Oh, I don't know. I suspect there's been a correlation between clearance rates and house price rises over the last few years - when clearance rates were routinely 80-90% prices were flying up, now they are lower prices are creeping along. Definitely doesn't tell the whole story but it's another piece of the puzzle. The desperate buying at any cost that drove prices up so fast seems to have gone.

That's correct. There is definitely a correlation. It's a mathematical certainty. +

More useless noise from the property spruikers. We are able to work out that a decline in auctions does correlate to a decline in house sales.

Property spruikers are funny.

When auctions are hot and clearing 80% to 90% of the time, then "the only way property going is UP!" and you're a loser if you don't buy via auction. Prices will only go up as long as clearance rates remain high, they say.

But now that clearance rates are low, then auction results are just "white noise". We shouldn't be paying attention to the results as they are not indicative of the market.

Make up your mind, spruikers!

Party's over. Get ready for the hangover.

The party is definitely not over. Get ready to Rock N Roll DGZ property prices YEEHA!!

I get the feeling the party is not over. The banks, by lowering their interest rates, have just cracked open another beer.

Well Zachary, I’m not sure if the party isn’t over– but am very sure another beer will not solve anything.

Early days in 2018 – no matter, drink up apparently, really, when will the adults step in?

Certainly an interesting year in store.

Some good results in these auctions.Two houses look like great bargains until you see that one is badly damaged by fire and the other is right under pylon wires in Otara. Excluding those the houses sold on average 4.5% above 2017 CV.
The good turnout at Ray White may have something to do with a longer period between going on the market and auction day. Many people see a place they want to buy but the auction is only a few days away so they don't get a chance to bid. A six week campaign may be better.

Zach have a look at this Q4 report! http://online.flipbuilder.com/wpkq/vzqz/#p=8

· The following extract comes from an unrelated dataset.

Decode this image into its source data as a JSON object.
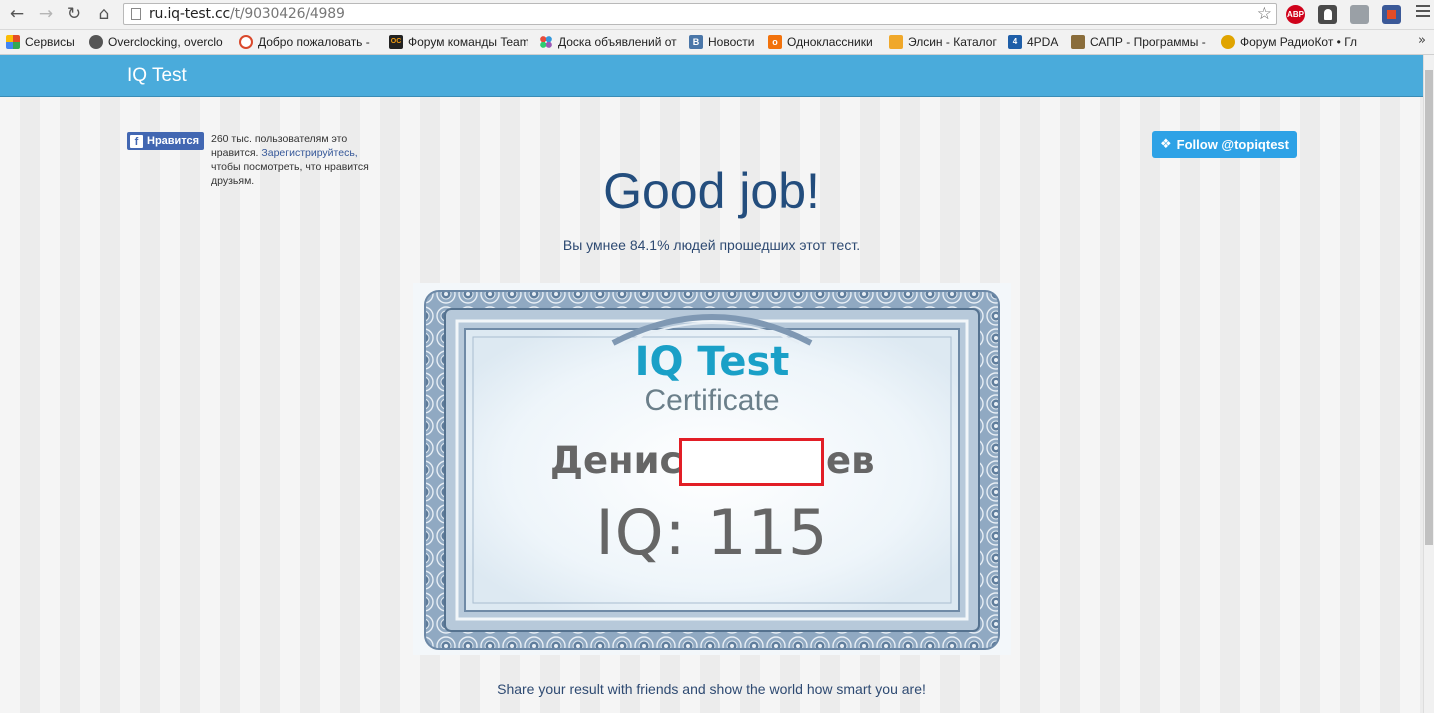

For what it’s worth, and to be honest I think numbers wise it’s superficial nonsense – but 15/01 Auckland houses for sale 10,202 on trade me – today 10,777 with much use of “urgent” etc.
Marketing blather I think.
In terms of the economy, interest rates and employment – there is little that is obvious to cause derailment.
Thus, for those of a positive persuasion, keep calm, and carry on investing.